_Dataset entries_
☆ ☆ ☆

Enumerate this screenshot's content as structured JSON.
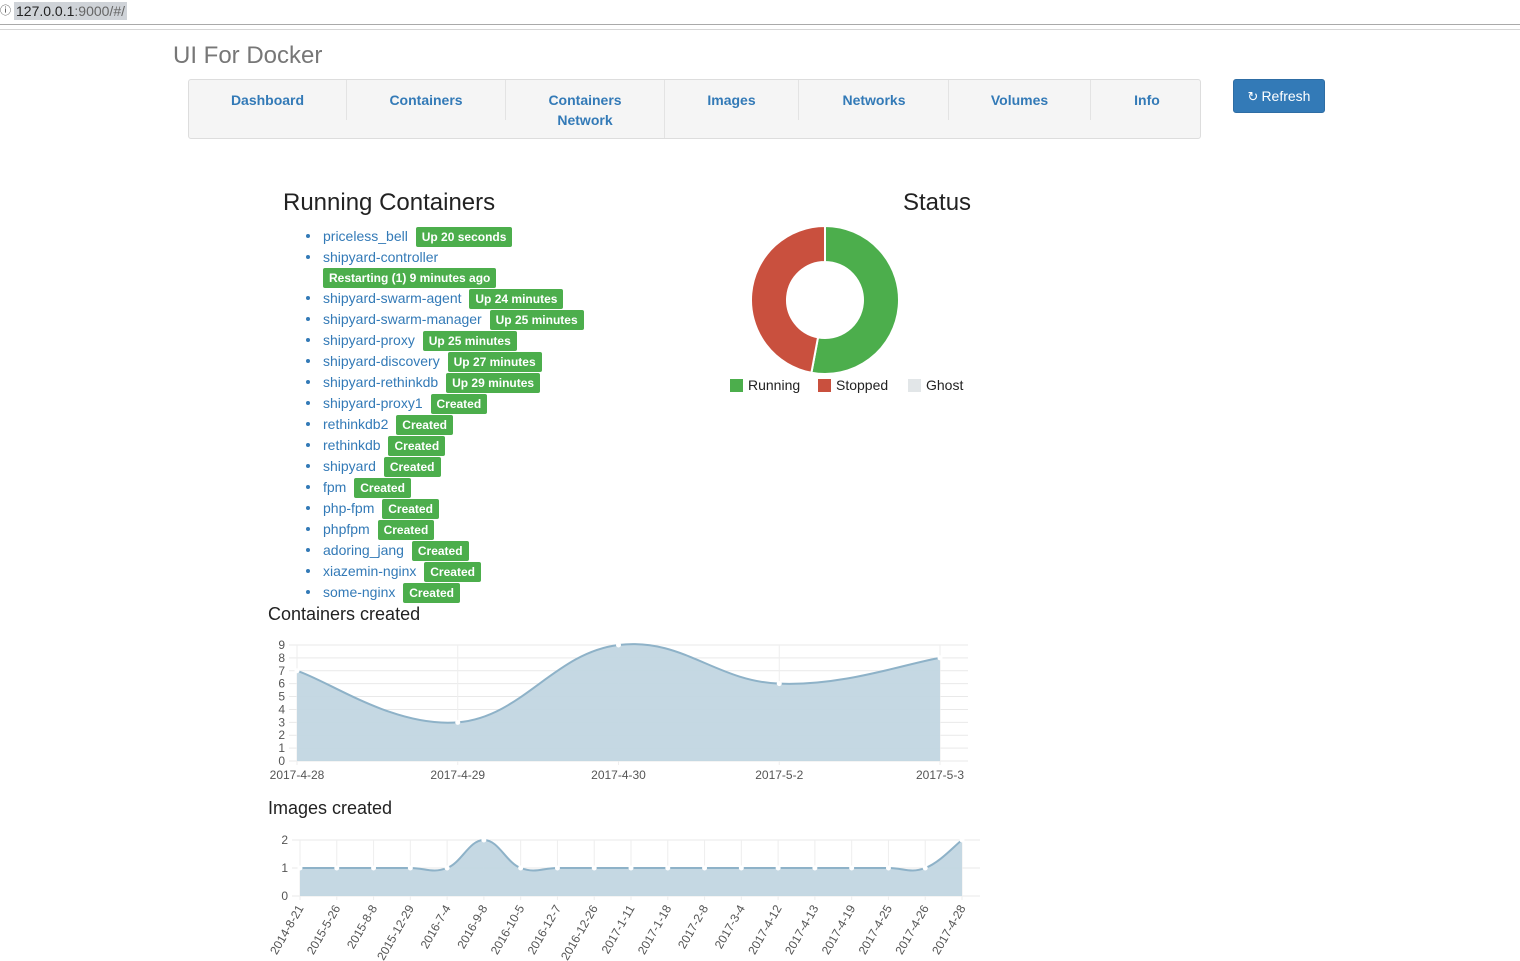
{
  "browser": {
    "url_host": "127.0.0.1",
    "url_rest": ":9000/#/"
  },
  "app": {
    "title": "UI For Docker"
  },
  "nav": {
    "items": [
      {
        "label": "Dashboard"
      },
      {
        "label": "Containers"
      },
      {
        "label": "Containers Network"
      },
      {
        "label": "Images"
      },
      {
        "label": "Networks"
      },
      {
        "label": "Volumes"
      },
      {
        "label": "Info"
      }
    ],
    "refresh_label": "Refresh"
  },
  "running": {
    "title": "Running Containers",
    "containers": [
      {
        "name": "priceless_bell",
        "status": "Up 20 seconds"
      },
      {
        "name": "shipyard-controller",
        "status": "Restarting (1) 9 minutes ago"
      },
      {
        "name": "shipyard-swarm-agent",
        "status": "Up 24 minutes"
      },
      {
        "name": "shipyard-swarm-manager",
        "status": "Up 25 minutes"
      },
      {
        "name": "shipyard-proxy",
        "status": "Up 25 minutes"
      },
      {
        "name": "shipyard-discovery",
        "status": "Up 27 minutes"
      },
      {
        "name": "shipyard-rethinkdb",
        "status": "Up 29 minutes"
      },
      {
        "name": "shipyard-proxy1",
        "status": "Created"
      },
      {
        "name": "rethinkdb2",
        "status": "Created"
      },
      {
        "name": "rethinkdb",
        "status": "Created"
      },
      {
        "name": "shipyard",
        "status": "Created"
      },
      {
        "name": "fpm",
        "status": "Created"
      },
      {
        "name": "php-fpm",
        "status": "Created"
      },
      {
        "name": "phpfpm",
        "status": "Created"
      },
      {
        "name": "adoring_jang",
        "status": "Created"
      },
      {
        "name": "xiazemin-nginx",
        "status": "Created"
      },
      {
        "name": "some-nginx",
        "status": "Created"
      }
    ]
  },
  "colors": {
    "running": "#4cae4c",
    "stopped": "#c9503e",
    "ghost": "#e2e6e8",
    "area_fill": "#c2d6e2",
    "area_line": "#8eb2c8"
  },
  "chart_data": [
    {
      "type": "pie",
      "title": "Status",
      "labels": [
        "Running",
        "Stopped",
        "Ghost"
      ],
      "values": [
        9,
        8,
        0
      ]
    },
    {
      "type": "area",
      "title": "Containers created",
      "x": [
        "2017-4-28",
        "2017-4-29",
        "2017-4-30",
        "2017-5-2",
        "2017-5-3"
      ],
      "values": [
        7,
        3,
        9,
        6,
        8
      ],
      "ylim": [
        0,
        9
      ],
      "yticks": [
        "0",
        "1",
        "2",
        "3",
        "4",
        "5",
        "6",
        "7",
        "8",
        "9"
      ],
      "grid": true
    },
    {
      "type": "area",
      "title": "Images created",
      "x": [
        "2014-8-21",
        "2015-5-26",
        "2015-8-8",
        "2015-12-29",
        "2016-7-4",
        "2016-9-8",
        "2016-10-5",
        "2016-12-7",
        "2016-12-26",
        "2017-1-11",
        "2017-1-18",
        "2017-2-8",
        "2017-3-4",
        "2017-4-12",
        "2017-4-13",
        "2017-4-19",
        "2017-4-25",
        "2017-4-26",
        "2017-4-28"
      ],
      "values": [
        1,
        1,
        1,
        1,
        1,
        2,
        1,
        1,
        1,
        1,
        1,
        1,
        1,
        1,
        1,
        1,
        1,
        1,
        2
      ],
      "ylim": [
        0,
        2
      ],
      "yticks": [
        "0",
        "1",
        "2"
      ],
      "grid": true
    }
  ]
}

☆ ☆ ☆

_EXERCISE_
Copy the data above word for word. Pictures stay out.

_RESPONSE TO THE EXERCISE_
Enumerate this screenshot's content as structured JSON.
{
  "browser": {
    "url_host": "127.0.0.1",
    "url_rest": ":9000/#/"
  },
  "app": {
    "title": "UI For Docker"
  },
  "nav": {
    "items": [
      {
        "label": "Dashboard"
      },
      {
        "label": "Containers"
      },
      {
        "label": "Containers Network"
      },
      {
        "label": "Images"
      },
      {
        "label": "Networks"
      },
      {
        "label": "Volumes"
      },
      {
        "label": "Info"
      }
    ],
    "refresh_label": "Refresh"
  },
  "running": {
    "title": "Running Containers",
    "containers": [
      {
        "name": "priceless_bell",
        "status": "Up 20 seconds"
      },
      {
        "name": "shipyard-controller",
        "status": "Restarting (1) 9 minutes ago"
      },
      {
        "name": "shipyard-swarm-agent",
        "status": "Up 24 minutes"
      },
      {
        "name": "shipyard-swarm-manager",
        "status": "Up 25 minutes"
      },
      {
        "name": "shipyard-proxy",
        "status": "Up 25 minutes"
      },
      {
        "name": "shipyard-discovery",
        "status": "Up 27 minutes"
      },
      {
        "name": "shipyard-rethinkdb",
        "status": "Up 29 minutes"
      },
      {
        "name": "shipyard-proxy1",
        "status": "Created"
      },
      {
        "name": "rethinkdb2",
        "status": "Created"
      },
      {
        "name": "rethinkdb",
        "status": "Created"
      },
      {
        "name": "shipyard",
        "status": "Created"
      },
      {
        "name": "fpm",
        "status": "Created"
      },
      {
        "name": "php-fpm",
        "status": "Created"
      },
      {
        "name": "phpfpm",
        "status": "Created"
      },
      {
        "name": "adoring_jang",
        "status": "Created"
      },
      {
        "name": "xiazemin-nginx",
        "status": "Created"
      },
      {
        "name": "some-nginx",
        "status": "Created"
      }
    ]
  },
  "colors": {
    "running": "#4cae4c",
    "stopped": "#c9503e",
    "ghost": "#e2e6e8",
    "area_fill": "#c2d6e2",
    "area_line": "#8eb2c8"
  },
  "chart_data": [
    {
      "type": "pie",
      "title": "Status",
      "labels": [
        "Running",
        "Stopped",
        "Ghost"
      ],
      "values": [
        9,
        8,
        0
      ]
    },
    {
      "type": "area",
      "title": "Containers created",
      "x": [
        "2017-4-28",
        "2017-4-29",
        "2017-4-30",
        "2017-5-2",
        "2017-5-3"
      ],
      "values": [
        7,
        3,
        9,
        6,
        8
      ],
      "ylim": [
        0,
        9
      ],
      "yticks": [
        "0",
        "1",
        "2",
        "3",
        "4",
        "5",
        "6",
        "7",
        "8",
        "9"
      ],
      "grid": true
    },
    {
      "type": "area",
      "title": "Images created",
      "x": [
        "2014-8-21",
        "2015-5-26",
        "2015-8-8",
        "2015-12-29",
        "2016-7-4",
        "2016-9-8",
        "2016-10-5",
        "2016-12-7",
        "2016-12-26",
        "2017-1-11",
        "2017-1-18",
        "2017-2-8",
        "2017-3-4",
        "2017-4-12",
        "2017-4-13",
        "2017-4-19",
        "2017-4-25",
        "2017-4-26",
        "2017-4-28"
      ],
      "values": [
        1,
        1,
        1,
        1,
        1,
        2,
        1,
        1,
        1,
        1,
        1,
        1,
        1,
        1,
        1,
        1,
        1,
        1,
        2
      ],
      "ylim": [
        0,
        2
      ],
      "yticks": [
        "0",
        "1",
        "2"
      ],
      "grid": true
    }
  ]
}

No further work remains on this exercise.